Clutter, in all its forms, drains your energy too. It could be a garage overflowing with unnecessary things you’ll never use again or the clutter in your head as you worry about things outside of your control.
One last thing that you might not realize is an energy drain is a toxic relationship you tolerate. These are the one-sided friendships or the negative friends that leave you drained after spending any amount of time with them.
Let’s say you plan to have an enjoyable lunch with a friend, and the entire conversation is all about her and her problems, all the negative things in the world and a rant about politics.
When you finally get a chance to share about you she’s on her phone or has to leave. It’s exhausting. These types of relationships are energy vampires – they suck all the life out of you and you leave feeling tired, numb and upset.
The Big Things That Drain Your Energy
The big things that drain your energy are the things you know are diminishing the quality of your life. You may accept them as normal, as I did when I brought work home to do in the evenings and weekends. Or tolerating a toxic work environment as if all companies would be the same.
These big things may stem from a habitual pattern you have, like taking things personally when they have nothing to do with you. That in turn leads to hurt feelings and strained relationships.
They may be the things you don’t know how to effectively deal with, like a demanding boss, a challenging relationship with your child or an aging parent who needs more time than you can give them. All draining your energy.
Remember that life is a journey and it’s meant to have positive and negative aspects. You don’t need to create suffering, there will be plenty of it naturally.
Your goal with small and big energy drains is to acknowledge they exist, accept what they’re costing you and then move beyond them.
Here’s a 3 step process to intentionally address how to do this.
Take Intentional Action
1. Make a short list of the energy drains, or obstacles, getting in your way of being satisfied and happy – include 5 from work and 5 from home.
2. Next, ask yourself what each of these items is costing you and write that down. It could be loss of time, exhaustion, inconvenience, frustration, loss of health or wellbeing, strained relationships, or missed opportunities.
For example, your closet is a disaster and every morning it takes way too long to find the clothes you want to wear, usually making you late and frustrated (cost = frustration, being late, anger).
Or you haven’t decided to start looking for another job yet despite thinking about it for months given the current climate at your workplace.
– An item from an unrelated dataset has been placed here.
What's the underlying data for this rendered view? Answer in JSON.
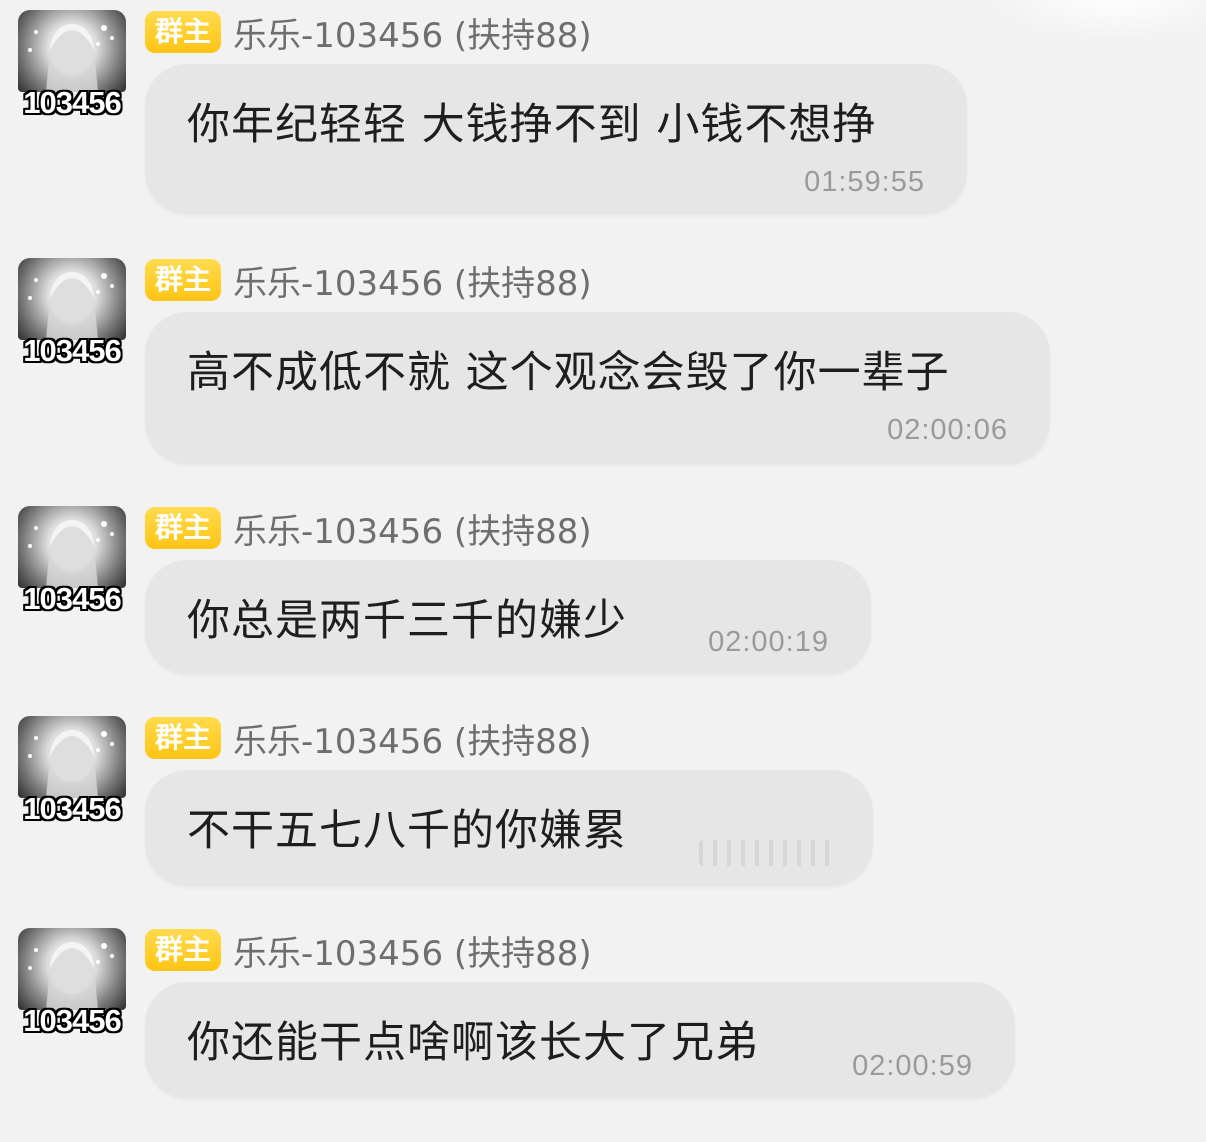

It’s causing you stress every time you think about it or when you see colleagues taking action to benefit their careers. The cost here is the negative impact of stress on your health and wellbeing, plus loss of quality sleep since it’s been keeping you up at night too.
3. Lastly, find ways to eliminate, minimize or manage these obstacles. Start off with an easy one, like plan two hours to clean out and organize your closet or garage this weekend. Or commit to updating your resume one evening this week. Click here for help with getting organized.
Delegation works well too. If your energy drain is finding the time to keep a clean home, delegate it by hiring someone else to clean it.
Some of these obstacles could be intentionally delayed. For example, if you need to buy a new computer you can put a day in your calendar for three weeks from now to start the research and shopping, when you’ll have more free time on the weekends.
When you eliminate an obstacle, you’ll feel like a weight’s been lifted when you make that decision. It could be as simple as refusing to spend time with any energy vampires or others that don’t treat you well. Or deciding to not participate in any workplace gossip or drama is another empowering and energizing step.
Keep working your list until you’ve moved beyond all your obstacles that are draining your energy. At any point in the future, redo this process to ensure you’re keeping your energy and wellbeing at optimal levels.
Photo by Twins Fisch on Unsplash